What would the Sun sound like?

An intriguing thought experiment explores the awesome power of our star.
By | Published: February 4, 2020 | Last updated on May 18, 2023
The Sun’s surface is a roiling soup of superheated plasma. If we could hear its motion as sound energy, the roar would be audible on Earth 92 million miles away.
It’s dawn. The Sun crests the horizon, bringing with it the first flush of light and the arrival of a new day.

And, as always, the dull roar, once muted, returns in full force. A bawling cacophony permeates the air, insidious as daylight. Gone is the trill of birdsong, the gentle rush of wind. Indeed, it is a struggle even to talk.

So begins another day in a curious thought experiment: What if we could hear the Sun?

What we can learn from the life cycles of stars? Astronomy’s free downloadable eBook, Stars: The galaxy’s building blocks contains everything you need to know about how stars live, die, and change their galactic homes over time.

Our noisy Sun

In our world, the laws of physics preclude sound from moving through the vacuum of space. But let’s assume for a moment that sound can travel through space like it does through the atmosphere here on Earth.

In this world, the Sun would no longer be a silent ball of fire hanging in the sky. Instead, it would be a perpetual white noise machine, blaring with the intensity of a rock concert at all hours of the day.

“The Sun is extraordinarily loud,” says heliophysicist Craig DeForest of the Southwest Research Institute’s Department of Space Studies. He responded to a reddit thread in 2015 asking what it would be like if we could hear the Sun. Based on some quick calculations (and a selective ignorance of physics) the answer is clear, he says. The Sun would be absolutely deafening.

This is because the Sun, though it may look smooth and calm from Earth, is actually a maelstrom of superheated plasma. The nuclear reactions that power a star cause massive convection cells of superheated gas to rise and fall constantly across its surface. On our Sun, there are about a million of these at any given time, each about the size of Texas.

“You have to imagine something the size of Texas emerging from below the surface, burning out and sinking, all in the space of five minutes,” deForest says. “That’s an extraordinarily violent process — it would create a tremendous amount of sound.”
Convection cells on the Sun, imaged by the Daniel K. Inouye Solar Telescope. Each is about the size of Texas on average.

He calculates each of these cells emits about 100 to 300 watts of sound energy per square meter, about the same as a police siren. And because the Sun’s surface area is around 10,000 times larger than the Earth: “ Imagine 10,000 Earths covered in police sirens, all screaming,” he says.

Of course, the Earth is around 92 million miles from the Sun, so the sound would be somewhat attenuated by the time it got here. DeForest pegs the Sun’s din on Earth at around 100 decibels, a bit quieter than the speakers at a rock concert. That’s during the day, of course. At night, as we turn away from the Sun, the roar would fade. Perhaps we might even be able to hold conversations.

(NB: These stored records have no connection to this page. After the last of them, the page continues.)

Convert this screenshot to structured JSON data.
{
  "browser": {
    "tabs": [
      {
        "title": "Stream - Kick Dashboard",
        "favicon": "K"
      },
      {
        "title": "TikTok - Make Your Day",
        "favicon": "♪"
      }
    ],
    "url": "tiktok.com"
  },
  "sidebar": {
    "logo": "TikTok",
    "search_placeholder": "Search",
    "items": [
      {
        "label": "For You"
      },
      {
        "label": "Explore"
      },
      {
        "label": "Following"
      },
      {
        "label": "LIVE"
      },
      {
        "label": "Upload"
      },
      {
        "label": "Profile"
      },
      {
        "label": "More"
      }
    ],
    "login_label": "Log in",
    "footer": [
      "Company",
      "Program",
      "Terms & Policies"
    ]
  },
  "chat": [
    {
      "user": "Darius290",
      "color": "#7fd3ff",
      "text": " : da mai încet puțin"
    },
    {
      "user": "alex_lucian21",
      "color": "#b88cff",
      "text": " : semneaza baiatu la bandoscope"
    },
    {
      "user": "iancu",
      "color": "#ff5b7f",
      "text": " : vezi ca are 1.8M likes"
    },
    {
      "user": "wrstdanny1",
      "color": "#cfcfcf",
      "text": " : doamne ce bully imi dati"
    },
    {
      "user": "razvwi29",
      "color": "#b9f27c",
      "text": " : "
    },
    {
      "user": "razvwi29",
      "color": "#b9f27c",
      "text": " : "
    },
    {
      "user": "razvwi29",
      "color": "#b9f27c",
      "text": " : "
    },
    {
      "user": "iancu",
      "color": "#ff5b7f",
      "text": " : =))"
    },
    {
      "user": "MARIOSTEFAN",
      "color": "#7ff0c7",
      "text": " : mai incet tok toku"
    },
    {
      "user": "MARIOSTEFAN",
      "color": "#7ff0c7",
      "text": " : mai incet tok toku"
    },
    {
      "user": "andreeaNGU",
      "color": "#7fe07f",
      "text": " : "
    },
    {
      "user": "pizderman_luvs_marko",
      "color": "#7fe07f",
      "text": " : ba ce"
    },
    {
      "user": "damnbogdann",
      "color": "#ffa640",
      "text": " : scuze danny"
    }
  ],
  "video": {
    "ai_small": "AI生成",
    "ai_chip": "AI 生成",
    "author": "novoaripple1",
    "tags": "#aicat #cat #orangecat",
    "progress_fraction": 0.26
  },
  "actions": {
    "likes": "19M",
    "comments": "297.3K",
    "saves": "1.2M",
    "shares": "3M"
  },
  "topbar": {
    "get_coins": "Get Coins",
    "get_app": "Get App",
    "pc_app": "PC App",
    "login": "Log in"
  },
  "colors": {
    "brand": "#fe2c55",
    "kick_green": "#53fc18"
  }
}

The sound itself would be something like a dull roar, deForest says, because the sound waves coming at us would be composed of so many different frequencies. Imagine standing next to Niagara Falls all of the time (it would actually be even louder — Niagara clocks in at around 90 decibels).

Thought experiment

But to concoct a world where the Sun is audible, we need to forget a few key things: The vacuum of space, of course, but also the fact that sound waves tend to steepen as they travel over long distances. This means that they will eventually break upon themselves and crash, much like ocean waves, deForest says.

In this scenario, even if sound could travel through space, the waves wouldn’t even make it out of the Sun’s corona, or atmosphere. Instead, they’d implode as shock waves, dissolving into heat.

And, if we extrapolate the experiment to the realm of biology, it’s possible an audible Sun might have negated the very concept of hearing itself. Any creatures that evolved in a world suffused by a perpetual roar might have very different uses for hearing. Indeed, given they likely couldn’t ever make out any useful sounds at all, organisms living in this fictional world may never have evolved the ability to perceive sound.

“Sound is much more useful to us in an environment where we’re not at a rock concert all of the time,” deForest says. “It’s fair to say in that hypothetical situation we probably wouldn’t be able to hear at all.”

 In all, it’s best the Sun’s clamor remains locked away by the nothingness of space. But the thought experiment is a potent reminder of our star’s awesome power. Anything that could make itself heard 92 million miles away is a potent force indeed.